1 Samuel 20:34 And Jonathan rose from the table in fierce anger and ate no food the second day of the month, for he was grieved for David, because his father had disgraced him.
“Be angry, and do not sin” (Ephesians 4:26). Being angry is not sinful. Being fiercely angry is not sinful. It is what we do with the anger. Jonathan had every right to be fiercely angry with his father, King Saul. His father, who was also his King and commanding officer, had just tried to kill him. All Jonathan was trying to do was to defend David. Think of the betrayal of trust and the deep wounds that Saul had inflicted upon Jonathan. Put yourself in Jonathan’s shoes – Saul would not listen to reason. On top of that, he is trying to kill you and your best friend for being a threat to his power and questioning his authority.
Jesus was also very angry at times. This anger came from His deep sadness for the hardness of the Jewish leaders’ hearts. Jesus was angry because of “hard hearts in the face of human hurts” – Adrian Rogers.
Mark 3:5 And he looked around at them with anger, grieved at their hardness of heart, and said to the man, “Stretch out your hand.” He stretched it out, and his hand was restored.
Moses, the meekest man in all the earth, left the presence of Pharaoh in “hot anger.” If you read how Pharaoh was behaving, you will understand Moses’ hot anger. Pharaoh’s arrogance, stubbornness and rebellion against God was growing while his land and people were being destroyed before his very eyes. He just would not listen. Can you understand why Moses had “hot anger”?

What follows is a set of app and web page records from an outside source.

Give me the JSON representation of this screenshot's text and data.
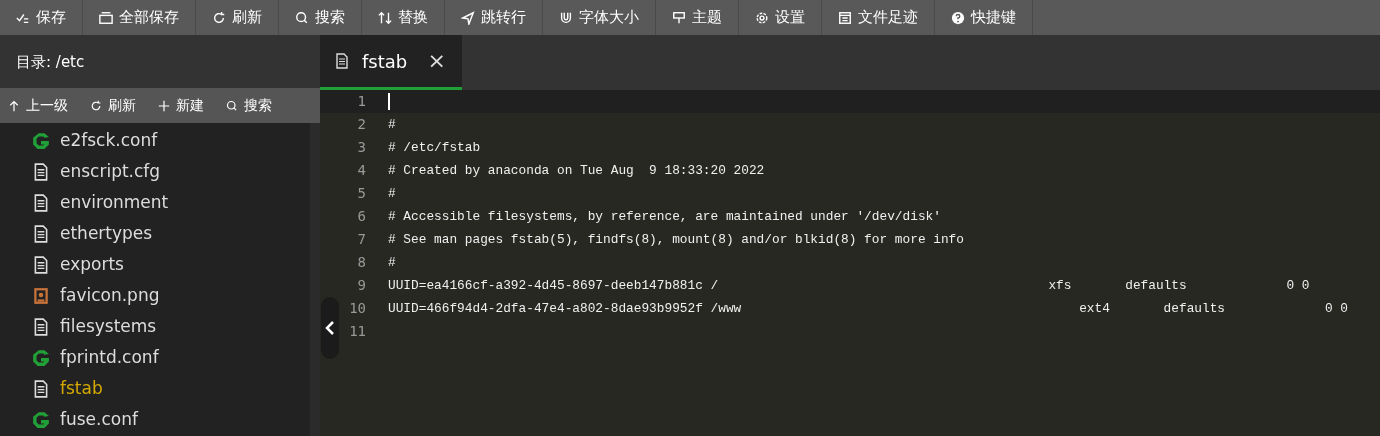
{
  "toolbar": [
    {
      "kind": "save",
      "label": "保存"
    },
    {
      "kind": "save-all",
      "label": "全部保存"
    },
    {
      "kind": "refresh",
      "label": "刷新"
    },
    {
      "kind": "search",
      "label": "搜索"
    },
    {
      "kind": "replace",
      "label": "替换"
    },
    {
      "kind": "goto",
      "label": "跳转行"
    },
    {
      "kind": "font",
      "label": "字体大小"
    },
    {
      "kind": "theme",
      "label": "主题"
    },
    {
      "kind": "settings",
      "label": "设置"
    },
    {
      "kind": "history",
      "label": "文件足迹"
    },
    {
      "kind": "help",
      "label": "快捷键"
    }
  ],
  "sidebar": {
    "directory": "目录: /etc",
    "actions": [
      {
        "kind": "up",
        "label": "上一级"
      },
      {
        "kind": "refresh",
        "label": "刷新"
      },
      {
        "kind": "new",
        "label": "新建"
      },
      {
        "kind": "search",
        "label": "搜索"
      }
    ],
    "files": [
      {
        "kind": "config",
        "name": "e2fsck.conf",
        "selected": false
      },
      {
        "kind": "text",
        "name": "enscript.cfg",
        "selected": false
      },
      {
        "kind": "text",
        "name": "environment",
        "selected": false
      },
      {
        "kind": "text",
        "name": "ethertypes",
        "selected": false
      },
      {
        "kind": "text",
        "name": "exports",
        "selected": false
      },
      {
        "kind": "image",
        "name": "favicon.png",
        "selected": false
      },
      {
        "kind": "text",
        "name": "filesystems",
        "selected": false
      },
      {
        "kind": "config",
        "name": "fprintd.conf",
        "selected": false
      },
      {
        "kind": "text",
        "name": "fstab",
        "selected": true
      },
      {
        "kind": "config",
        "name": "fuse.conf",
        "selected": false
      }
    ]
  },
  "tabs": [
    {
      "label": "fstab",
      "selected": true,
      "close": "×"
    }
  ],
  "editor": {
    "lines": [
      {
        "number": "1",
        "current": true
      },
      {
        "number": "2",
        "text": "#",
        "current": false
      },
      {
        "number": "3",
        "text": "# /etc/fstab",
        "current": false
      },
      {
        "number": "4",
        "text": "# Created by anaconda on Tue Aug  9 18:33:20 2022",
        "current": false
      },
      {
        "number": "5",
        "text": "#",
        "current": false
      },
      {
        "number": "6",
        "text": "# Accessible filesystems, by reference, are maintained under '/dev/disk'",
        "current": false
      },
      {
        "number": "7",
        "text": "# See man pages fstab(5), findfs(8), mount(8) and/or blkid(8) for more info",
        "current": false
      },
      {
        "number": "8",
        "text": "#",
        "current": false
      },
      {
        "number": "9",
        "text": "UUID=ea4166cf-a392-4d45-8697-deeb147b881c /                                           xfs       defaults             0 0",
        "current": false
      },
      {
        "number": "10",
        "text": "UUID=466f94d4-2dfa-47e4-a802-8dae93b9952f /www                                            ext4       defaults             0 0",
        "current": false
      },
      {
        "number": "11",
        "current": false
      }
    ]
  }
}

Exodus 11:8 And all these your servants shall come down to me and bow down to me, saying, ‘Get out, you and all the people who follow you.’ And after that I will go out.” And he went out from Pharaoh in hot anger.
In these above passages, we see righteous men who were angry, and rightly so. But we are also reminded many times in the Scriptures about the danger of our anger.
Ephesians 4:26-27 Be angry and do not sin; do not let the sun go down on your anger, and give no opportunity to the devil.
James 1:19-20 Know this, my beloved brothers: let every person be quick to hear, slow to speak, slow to anger; for the anger of man does not produce the righteousness of God.
James says our anger does not produce God’s righteousness. So, we can take passages about people being justifiably angry, and justify ourselves saying, “See, I have a right to be angry!” Wait a minute. What are we doing with that “justified” anger? We can say we have a right to be angry, and then use that as our justification for rudeness, avoiding people, gossip and offensive behavior. If that’s the case, then we are producing our righteousness, not God’s.
If we are “righteously angry”:
- Are we moving toward resolutions and solutions? Or are we just talking about it?
- Are we seeking vengeance or reconciliation?
- Are we really using God’s word to deal with the anger and offenses or are we using our own human wisdom to resolve conflicts?
Here are a few thoughts about the men in the above passages who were angry.
Jonathan was angry with his father Saul, but he directed his energy to protecting, encouraging and defending David. He could not change his father, but Jonathan could keep his father’s wickedness from affecting his own behavior. He could also refuse to allow his father’s view of David to affect how he saw and treated David.
Jesus was angry with the Jewish leaders, and righteously so. Jesus prayed for them. He wept for them. At times He confronted and rebuked them for their hypocrisy. But again, just like Jonathan, Jesus went out and continued to do good for others, specifically those “others” that were hurt by the Jewish leadership.
Moses was very angry with Pharaoh, and he rebuked and confronted Pharaoh. But Moses clearly knew that Pharaoh’s heart was full of rebellion against God. This wasn’t against Moses, it was against God – Moses knew that. Moses could not take his own vengeance against Pharaoh, he knew that God would take care of Pharaoh. Moses kept doing what God called him to do, and God dealt with Pharaoh.
We may be angry, and we may feel very justified in that anger, but what are we doing about it?